DATA FOR PROCESSING section start
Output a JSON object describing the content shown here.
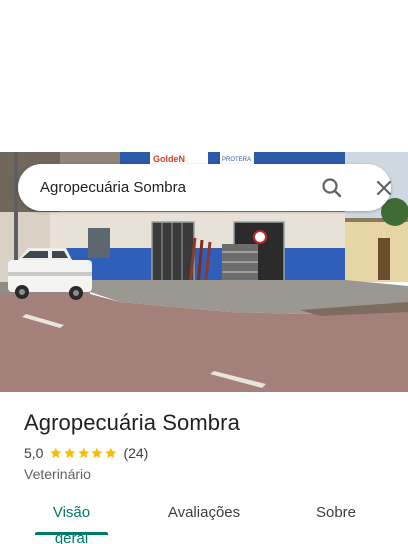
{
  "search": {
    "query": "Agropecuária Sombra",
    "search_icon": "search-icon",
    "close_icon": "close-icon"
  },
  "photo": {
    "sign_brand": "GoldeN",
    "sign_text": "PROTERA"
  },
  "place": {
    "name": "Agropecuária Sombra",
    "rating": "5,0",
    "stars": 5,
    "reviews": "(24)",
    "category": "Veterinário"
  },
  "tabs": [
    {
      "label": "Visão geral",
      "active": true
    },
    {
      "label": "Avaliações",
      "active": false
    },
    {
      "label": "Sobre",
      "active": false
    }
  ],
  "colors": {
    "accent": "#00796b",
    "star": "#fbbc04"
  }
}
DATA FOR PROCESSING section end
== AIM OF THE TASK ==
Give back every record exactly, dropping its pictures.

== SOLVED EXERCISE ==
Output a JSON object describing the content shown here.
{
  "search": {
    "query": "Agropecuária Sombra",
    "search_icon": "search-icon",
    "close_icon": "close-icon"
  },
  "photo": {
    "sign_brand": "GoldeN",
    "sign_text": "PROTERA"
  },
  "place": {
    "name": "Agropecuária Sombra",
    "rating": "5,0",
    "stars": 5,
    "reviews": "(24)",
    "category": "Veterinário"
  },
  "tabs": [
    {
      "label": "Visão geral",
      "active": true
    },
    {
      "label": "Avaliações",
      "active": false
    },
    {
      "label": "Sobre",
      "active": false
    }
  ],
  "colors": {
    "accent": "#00796b",
    "star": "#fbbc04"
  }
}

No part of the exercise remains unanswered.